It takes a special type of person to do this job. Coco's work reminded me the story portrayed in the bestselling book Three Cups of Tea about an American who runs around building schools in rural Pakistan by sheer force of his own with no resources or experience to begin with. I watched Coco talk with the village councils, keep workers on task, and try to track down some bags of cement that had gone missing. He bargains for the price of materials like a local and holds everyone to account for what they are meant to deliver and keeps a positive tone throughout struggles. He acts like every dollar wasted is a dollar that the village kids miss out on. Because it is.

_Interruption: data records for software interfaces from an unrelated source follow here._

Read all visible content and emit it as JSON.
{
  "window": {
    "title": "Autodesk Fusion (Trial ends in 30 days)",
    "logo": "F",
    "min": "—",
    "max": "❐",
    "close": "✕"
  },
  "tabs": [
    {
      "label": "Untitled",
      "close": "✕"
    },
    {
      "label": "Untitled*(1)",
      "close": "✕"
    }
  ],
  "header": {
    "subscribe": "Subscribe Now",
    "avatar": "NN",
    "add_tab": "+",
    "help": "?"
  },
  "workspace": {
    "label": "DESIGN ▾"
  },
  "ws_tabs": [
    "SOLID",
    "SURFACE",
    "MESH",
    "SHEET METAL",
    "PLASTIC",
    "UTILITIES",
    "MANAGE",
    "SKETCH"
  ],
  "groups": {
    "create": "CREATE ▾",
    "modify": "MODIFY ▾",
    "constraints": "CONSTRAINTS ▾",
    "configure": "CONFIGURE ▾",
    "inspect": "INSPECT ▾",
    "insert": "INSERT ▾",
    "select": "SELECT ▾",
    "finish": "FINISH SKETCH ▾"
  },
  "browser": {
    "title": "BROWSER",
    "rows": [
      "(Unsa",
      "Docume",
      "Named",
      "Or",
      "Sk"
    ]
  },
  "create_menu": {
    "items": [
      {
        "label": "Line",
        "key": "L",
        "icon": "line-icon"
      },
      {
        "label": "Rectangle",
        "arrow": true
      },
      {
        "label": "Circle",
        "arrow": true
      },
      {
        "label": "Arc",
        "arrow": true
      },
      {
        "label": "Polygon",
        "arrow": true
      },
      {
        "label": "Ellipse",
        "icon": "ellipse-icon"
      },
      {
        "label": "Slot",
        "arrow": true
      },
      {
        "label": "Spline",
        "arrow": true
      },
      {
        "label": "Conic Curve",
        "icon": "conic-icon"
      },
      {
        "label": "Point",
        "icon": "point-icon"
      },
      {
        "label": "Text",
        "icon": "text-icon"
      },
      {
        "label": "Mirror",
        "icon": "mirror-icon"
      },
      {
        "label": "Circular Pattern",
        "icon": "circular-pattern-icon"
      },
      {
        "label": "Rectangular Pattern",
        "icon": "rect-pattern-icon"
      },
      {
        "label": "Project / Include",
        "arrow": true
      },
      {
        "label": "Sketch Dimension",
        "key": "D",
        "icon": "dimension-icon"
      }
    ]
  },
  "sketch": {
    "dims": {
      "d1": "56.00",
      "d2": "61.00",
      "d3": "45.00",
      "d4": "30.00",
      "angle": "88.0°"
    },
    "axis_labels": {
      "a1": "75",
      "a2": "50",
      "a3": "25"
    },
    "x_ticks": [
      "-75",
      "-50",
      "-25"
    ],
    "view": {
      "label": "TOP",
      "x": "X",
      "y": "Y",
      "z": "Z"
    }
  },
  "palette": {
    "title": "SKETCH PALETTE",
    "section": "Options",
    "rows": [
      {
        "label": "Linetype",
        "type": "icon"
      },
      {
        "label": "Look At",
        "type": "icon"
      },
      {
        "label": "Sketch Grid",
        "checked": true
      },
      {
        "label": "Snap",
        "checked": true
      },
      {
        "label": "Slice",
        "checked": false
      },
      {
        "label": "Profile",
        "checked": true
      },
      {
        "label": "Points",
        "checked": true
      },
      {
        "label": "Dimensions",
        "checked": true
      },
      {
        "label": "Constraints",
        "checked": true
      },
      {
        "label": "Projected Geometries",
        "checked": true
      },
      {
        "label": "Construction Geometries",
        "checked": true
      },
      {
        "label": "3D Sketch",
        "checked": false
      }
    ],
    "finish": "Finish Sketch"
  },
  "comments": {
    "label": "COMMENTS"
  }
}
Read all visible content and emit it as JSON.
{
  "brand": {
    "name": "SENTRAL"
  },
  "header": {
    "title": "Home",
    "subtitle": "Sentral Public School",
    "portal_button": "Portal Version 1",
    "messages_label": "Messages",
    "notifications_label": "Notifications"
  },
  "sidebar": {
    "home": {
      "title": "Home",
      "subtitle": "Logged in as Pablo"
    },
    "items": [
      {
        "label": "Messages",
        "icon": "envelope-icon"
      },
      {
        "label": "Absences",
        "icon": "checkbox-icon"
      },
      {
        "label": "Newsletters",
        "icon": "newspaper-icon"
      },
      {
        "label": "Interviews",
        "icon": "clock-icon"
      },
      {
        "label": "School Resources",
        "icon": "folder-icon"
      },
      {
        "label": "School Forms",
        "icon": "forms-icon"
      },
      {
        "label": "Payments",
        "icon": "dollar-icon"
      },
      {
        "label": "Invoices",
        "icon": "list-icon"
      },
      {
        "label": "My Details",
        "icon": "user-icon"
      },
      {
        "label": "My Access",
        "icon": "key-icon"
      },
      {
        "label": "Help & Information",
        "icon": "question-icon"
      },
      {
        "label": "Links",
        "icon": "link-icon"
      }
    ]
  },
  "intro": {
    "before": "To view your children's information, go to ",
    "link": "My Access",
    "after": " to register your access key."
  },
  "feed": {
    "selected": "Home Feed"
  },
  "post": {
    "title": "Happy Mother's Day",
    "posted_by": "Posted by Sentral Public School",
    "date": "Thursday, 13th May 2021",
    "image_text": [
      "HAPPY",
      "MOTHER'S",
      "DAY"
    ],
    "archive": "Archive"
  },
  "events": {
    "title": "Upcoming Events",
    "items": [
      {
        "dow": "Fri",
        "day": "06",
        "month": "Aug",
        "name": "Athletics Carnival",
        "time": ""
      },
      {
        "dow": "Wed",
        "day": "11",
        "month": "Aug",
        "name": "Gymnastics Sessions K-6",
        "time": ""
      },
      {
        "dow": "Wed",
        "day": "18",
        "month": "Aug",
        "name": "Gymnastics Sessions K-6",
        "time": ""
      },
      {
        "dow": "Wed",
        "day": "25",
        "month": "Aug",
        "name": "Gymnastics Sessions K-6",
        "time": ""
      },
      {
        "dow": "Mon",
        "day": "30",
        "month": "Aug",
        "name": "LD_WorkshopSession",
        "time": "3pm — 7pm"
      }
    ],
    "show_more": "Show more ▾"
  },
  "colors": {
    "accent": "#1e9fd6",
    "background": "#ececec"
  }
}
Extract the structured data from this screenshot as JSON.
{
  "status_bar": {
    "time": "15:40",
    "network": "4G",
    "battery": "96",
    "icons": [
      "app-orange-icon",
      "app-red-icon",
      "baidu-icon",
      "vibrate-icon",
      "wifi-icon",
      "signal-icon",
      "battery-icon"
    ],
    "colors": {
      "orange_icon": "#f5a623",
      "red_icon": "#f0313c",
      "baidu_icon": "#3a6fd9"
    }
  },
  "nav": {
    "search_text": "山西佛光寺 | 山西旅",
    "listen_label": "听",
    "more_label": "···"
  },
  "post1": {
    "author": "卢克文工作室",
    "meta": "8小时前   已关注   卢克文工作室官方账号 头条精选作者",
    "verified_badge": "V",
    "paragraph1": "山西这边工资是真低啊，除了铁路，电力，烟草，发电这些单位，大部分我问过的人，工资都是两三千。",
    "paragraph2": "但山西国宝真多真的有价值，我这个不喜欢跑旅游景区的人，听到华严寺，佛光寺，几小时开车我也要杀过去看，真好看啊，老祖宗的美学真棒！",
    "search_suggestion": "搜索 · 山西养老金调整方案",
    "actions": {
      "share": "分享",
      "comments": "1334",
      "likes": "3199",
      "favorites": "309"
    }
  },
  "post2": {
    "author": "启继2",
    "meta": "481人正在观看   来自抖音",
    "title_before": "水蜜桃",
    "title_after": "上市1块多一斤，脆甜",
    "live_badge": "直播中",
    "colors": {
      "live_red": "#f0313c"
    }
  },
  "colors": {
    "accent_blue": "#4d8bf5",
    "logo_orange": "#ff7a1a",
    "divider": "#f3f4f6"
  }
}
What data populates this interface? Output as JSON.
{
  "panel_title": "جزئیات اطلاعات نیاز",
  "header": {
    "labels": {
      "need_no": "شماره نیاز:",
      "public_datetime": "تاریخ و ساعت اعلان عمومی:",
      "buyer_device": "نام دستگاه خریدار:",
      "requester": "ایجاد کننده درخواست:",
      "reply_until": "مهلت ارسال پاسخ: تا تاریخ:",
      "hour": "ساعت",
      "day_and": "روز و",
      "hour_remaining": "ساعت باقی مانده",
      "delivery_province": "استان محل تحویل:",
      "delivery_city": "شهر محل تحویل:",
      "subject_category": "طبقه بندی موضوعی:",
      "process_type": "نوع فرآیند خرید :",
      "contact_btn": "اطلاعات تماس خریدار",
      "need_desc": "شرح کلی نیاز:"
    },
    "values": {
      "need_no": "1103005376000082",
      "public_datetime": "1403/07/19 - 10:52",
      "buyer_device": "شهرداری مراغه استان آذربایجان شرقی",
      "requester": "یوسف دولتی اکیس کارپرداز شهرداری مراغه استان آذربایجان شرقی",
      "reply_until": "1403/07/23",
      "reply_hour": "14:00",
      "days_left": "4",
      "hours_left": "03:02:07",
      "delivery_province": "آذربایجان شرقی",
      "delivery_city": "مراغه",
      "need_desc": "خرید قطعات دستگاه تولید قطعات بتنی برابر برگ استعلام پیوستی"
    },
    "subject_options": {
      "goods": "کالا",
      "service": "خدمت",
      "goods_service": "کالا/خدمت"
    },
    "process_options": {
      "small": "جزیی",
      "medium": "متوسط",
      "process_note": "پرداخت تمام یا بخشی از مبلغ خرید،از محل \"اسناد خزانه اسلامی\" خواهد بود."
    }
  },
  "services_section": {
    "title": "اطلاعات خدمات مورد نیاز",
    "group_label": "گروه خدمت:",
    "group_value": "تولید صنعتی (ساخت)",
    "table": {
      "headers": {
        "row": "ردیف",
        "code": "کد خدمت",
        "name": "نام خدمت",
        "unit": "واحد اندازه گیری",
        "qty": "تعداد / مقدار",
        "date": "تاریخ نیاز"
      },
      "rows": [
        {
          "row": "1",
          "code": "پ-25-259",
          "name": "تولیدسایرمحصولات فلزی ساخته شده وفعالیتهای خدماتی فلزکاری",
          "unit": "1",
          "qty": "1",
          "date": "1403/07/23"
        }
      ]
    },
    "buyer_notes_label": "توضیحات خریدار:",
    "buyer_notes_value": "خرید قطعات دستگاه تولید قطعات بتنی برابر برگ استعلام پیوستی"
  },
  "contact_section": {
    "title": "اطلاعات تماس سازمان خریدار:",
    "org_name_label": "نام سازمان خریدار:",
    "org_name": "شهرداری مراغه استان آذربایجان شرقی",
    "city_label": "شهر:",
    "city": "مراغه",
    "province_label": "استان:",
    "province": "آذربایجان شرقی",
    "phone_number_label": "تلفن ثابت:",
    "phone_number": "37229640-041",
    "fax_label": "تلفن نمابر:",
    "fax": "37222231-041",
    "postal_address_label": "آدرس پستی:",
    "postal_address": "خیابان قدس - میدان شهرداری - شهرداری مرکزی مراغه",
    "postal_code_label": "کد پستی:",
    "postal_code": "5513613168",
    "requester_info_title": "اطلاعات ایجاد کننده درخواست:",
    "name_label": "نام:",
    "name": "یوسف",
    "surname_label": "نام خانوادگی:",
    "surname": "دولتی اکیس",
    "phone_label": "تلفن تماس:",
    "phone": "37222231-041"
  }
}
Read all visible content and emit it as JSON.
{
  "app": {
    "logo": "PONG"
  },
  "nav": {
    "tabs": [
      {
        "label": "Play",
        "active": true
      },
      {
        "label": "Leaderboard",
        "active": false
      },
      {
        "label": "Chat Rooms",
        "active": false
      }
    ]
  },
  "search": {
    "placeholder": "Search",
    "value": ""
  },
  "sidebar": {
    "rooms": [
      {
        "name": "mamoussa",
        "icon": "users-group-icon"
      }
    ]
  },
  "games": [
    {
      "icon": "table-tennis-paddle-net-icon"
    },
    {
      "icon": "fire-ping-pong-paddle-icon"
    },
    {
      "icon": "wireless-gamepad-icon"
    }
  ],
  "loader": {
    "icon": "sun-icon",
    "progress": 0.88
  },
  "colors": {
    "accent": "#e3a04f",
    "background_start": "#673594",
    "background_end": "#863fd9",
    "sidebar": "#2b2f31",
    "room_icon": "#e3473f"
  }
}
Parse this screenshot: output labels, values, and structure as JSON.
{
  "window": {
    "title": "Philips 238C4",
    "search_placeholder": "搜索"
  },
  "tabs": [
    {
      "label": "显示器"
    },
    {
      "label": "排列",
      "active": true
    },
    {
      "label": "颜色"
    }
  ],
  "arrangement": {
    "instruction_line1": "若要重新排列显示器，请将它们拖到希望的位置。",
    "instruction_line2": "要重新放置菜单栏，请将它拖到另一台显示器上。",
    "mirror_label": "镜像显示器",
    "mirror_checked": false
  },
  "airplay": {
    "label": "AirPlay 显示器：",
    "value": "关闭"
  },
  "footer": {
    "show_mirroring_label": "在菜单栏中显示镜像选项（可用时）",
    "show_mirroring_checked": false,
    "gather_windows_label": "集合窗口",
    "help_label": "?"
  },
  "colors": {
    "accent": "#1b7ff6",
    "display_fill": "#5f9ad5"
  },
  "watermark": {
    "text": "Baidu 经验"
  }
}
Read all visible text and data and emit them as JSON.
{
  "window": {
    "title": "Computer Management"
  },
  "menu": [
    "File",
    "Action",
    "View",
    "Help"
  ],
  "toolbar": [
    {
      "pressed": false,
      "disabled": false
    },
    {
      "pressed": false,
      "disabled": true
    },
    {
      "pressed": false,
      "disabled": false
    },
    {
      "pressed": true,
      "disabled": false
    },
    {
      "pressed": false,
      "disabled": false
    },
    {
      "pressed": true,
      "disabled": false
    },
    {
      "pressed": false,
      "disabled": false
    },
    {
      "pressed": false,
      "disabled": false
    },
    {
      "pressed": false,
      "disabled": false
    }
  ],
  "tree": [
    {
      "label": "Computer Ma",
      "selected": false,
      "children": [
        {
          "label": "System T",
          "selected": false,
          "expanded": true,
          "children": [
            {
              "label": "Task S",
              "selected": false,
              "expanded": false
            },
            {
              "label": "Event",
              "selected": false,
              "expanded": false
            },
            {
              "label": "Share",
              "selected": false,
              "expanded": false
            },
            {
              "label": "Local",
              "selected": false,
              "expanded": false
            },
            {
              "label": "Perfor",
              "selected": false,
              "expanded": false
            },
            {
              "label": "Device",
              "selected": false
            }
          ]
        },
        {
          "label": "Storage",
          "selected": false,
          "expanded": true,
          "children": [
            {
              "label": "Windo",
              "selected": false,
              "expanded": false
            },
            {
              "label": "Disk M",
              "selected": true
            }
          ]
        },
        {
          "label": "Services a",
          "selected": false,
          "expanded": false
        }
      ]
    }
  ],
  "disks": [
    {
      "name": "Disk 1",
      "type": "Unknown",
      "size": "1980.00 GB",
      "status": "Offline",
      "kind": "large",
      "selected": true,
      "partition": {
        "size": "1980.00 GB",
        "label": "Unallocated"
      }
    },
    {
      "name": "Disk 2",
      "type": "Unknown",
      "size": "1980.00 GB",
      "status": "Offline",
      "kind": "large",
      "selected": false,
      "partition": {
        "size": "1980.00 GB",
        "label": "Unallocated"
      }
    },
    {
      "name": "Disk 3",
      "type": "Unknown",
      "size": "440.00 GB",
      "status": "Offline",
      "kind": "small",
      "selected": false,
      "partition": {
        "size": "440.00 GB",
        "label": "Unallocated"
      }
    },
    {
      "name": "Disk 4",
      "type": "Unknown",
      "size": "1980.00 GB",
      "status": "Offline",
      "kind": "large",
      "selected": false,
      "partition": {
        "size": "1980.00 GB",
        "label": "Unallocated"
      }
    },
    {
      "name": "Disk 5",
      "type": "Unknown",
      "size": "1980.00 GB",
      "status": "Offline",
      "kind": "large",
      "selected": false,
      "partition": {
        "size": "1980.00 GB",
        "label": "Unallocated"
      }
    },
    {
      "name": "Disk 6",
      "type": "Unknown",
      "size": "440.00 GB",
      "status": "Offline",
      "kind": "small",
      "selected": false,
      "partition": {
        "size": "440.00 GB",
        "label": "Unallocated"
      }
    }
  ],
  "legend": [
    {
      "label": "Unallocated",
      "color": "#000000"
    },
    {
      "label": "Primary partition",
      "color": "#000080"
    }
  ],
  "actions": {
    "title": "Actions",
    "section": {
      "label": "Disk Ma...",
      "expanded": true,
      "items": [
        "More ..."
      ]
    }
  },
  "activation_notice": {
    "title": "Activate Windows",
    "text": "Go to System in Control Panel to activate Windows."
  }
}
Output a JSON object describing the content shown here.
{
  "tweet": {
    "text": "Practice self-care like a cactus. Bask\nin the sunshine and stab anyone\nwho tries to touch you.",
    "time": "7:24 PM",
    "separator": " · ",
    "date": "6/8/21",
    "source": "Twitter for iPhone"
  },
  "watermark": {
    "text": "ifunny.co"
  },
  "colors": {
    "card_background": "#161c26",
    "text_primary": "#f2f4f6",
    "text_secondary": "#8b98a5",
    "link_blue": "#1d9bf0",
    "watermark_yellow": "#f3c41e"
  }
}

The people here live a simple but difficult existence and are vulnerable to disease and hunger. Some villages don’t have access to clean water. Back in California, I spent most of my working hours helping find solutions to water pollution problems. As important as those problems are, being able to work on them seems like pure luxury in comparison to the very basic need of having clean water to drink which many of these people simply don’t have.





We raced down from the mountains, eager to return to the town of Kabala for some dinner, but our bike problems weren’t finished yet for the day. Coco’s front sprocket retainer had failed, the sprocket came off and let his chain jump off of the chain ring. While we probably could have towed Coco’s bike back the 7 miles to Kabala there were a number of steep rocky sections that may have been tricky. Instead, we pushed his bike to the nearest village and met with the chief, who agreed to let us leave Coco’s bike at his place for the night.






Coco and I rode 2 up on my bike back to Kabala and returned the next morning with a new front sprocket. We repaired Coco’s bike and shot into the mountains for another round for the day. The days in these Wara Wara have been some of the most memorable of the entire trip so far.


__________________
bugsonmyboard.org
two wheeled wave hunting dispatches
garnaro is offline   Reply With Quote
Old 02-07-2014, 07:55 AM   #223
rms56
Gnarly Adventurer
 
Joined: Aug 2013
Location: Alberta, Canadia
Oddometer: 208
Cool2 amazing trip!!!!

cant get enough!!!

rms56 is offline   Reply With Quote
Old 02-07-2014, 09:45 AM   #224
DCrider
Live from THE Hill
 
DCrider's Avatar
 
Joined: May 2008
Location: Washington, DC
Oddometer: 3,949
Wow G the stories just keep getting better, again thanks for sharing!
__________________
ADV'ing from America's fine Crapital...
DCrider is offline   Reply With Quote
Old 02-07-2014, 02:55 PM   #225
MKJ
Married w/ Children
 
MKJ's Avatar
 
Joined: Sep 2011
Location: Upland, CA
Oddometer: 493
You thought you were going for a surf, and then.....................
MKJ is offline   Reply With Quote
Reply

Share

Thread Tools Search this Thread
Search this Thread:

.
Display Modes

Posting Rules
You may not post new threads
You may not post replies
You may not post attachments
You may not edit your posts

BB code is On
Smilies are On
[IMG] code is On
HTML code is On

Forum Jump


Times are GMT -7.   It's 10:38 PM.


Powered by vBulletin® Version 3.8.5
Copyright ©2000 - 2014, Jelsoft Enterprises Ltd.
Copyright ADVrider 2011-2014